Poker is a card game that is played with two or more people. It can be played for fun or for real money. Many people play poker for entertainment, but some become professional players and compete in tournaments. The game can help develop skills such as concentration, focus, and quick thinking. It also promotes social interaction with other people.
It is important to know the rules of poker before you begin playing. The basic rules are that each player must place a bet before the cards are dealt. This creates a pot and encourages competition. Once the cards are dealt, the players can choose to call a bet, raise it, or fold. It is important to remember that a folded hand will not affect the other players at the table, but if you call a bet, you must pay the amount that was called.
In order to be a good poker player, you must understand the odds and probabilities of each hand. This will allow you to make better decisions about when to bet and fold. It is also a good idea to study strategy books, as they can give you tips and tricks that will improve your game. You can also try to play with winning players and learn from their strategies.
A good poker player must be able to read the other players at the table. This is a critical skill that can make or break your game. Keeping up with your opponents’ actions and betting patterns can give you insight into what they might have in their hand. You can also use this information to plan your own moves.
It is also important to be able to spot tells. This will help you avoid bluffing when they are on the verge of calling your bet. It is also a good idea to keep track of your own emotions during the hand. If you are too emotional, you will find it difficult to think clearly and will be more likely to make mistakes that will cost you the hand.
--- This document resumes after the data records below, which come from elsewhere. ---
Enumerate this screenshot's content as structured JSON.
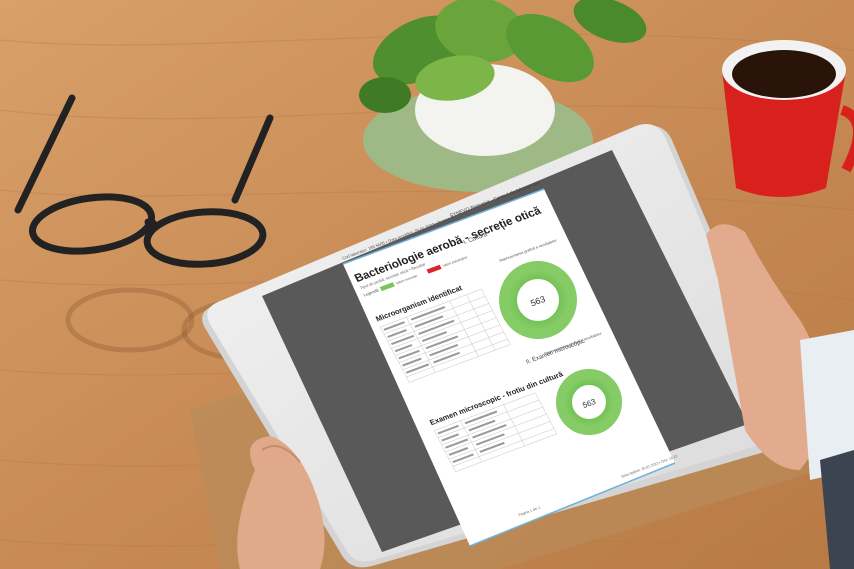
{
  "document": {
    "header_left": "Cod laborator: 185 5605 • Data recoltării: 20.01.2023 • Pagina 1",
    "header_right": "SYNEVO Romania - Centrul de laboratoare",
    "title": "Bacteriologie aerobă - secreție otică",
    "subtitle": "Tipul de probă: secreție otică • Rezultat",
    "legend_label": "Legendă",
    "legend_normal": "Valori normale",
    "legend_abnormal": "Valori patologice",
    "section1_title": "Microorganism identificat",
    "section2_title": "Examen microscopic - frotiu din cultură",
    "right_section1": "I. Cultura",
    "right_section2": "II. Examen microscopic",
    "chart_caption_1": "Reprezentarea grafică a rezultatelor",
    "chart_caption_2": "Reprezentarea grafică a rezultatelor",
    "donut_label_1": "563",
    "donut_label_2": "563",
    "footer_left": "Pagina 1 din 1",
    "footer_right": "Data tipăririi: 20.01.2023 • Ora: 14:22"
  },
  "colors": {
    "table": "#c98a52",
    "donut": "#7cc45e",
    "legend_normal": "#7cc45e",
    "legend_abnormal": "#d9262e",
    "mug": "#d8201c"
  }
}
There is a common misconception that poker is gambling, because it is often played in casinos and involves cards. However, it is a game of skill and can be very profitable for the right players. In addition, it can provide mental health benefits, such as self-control, coping with conflicts, critical thinking skills, and the ability to celebrate wins and accept losses. If you play responsibly, it can even reduce stress levels.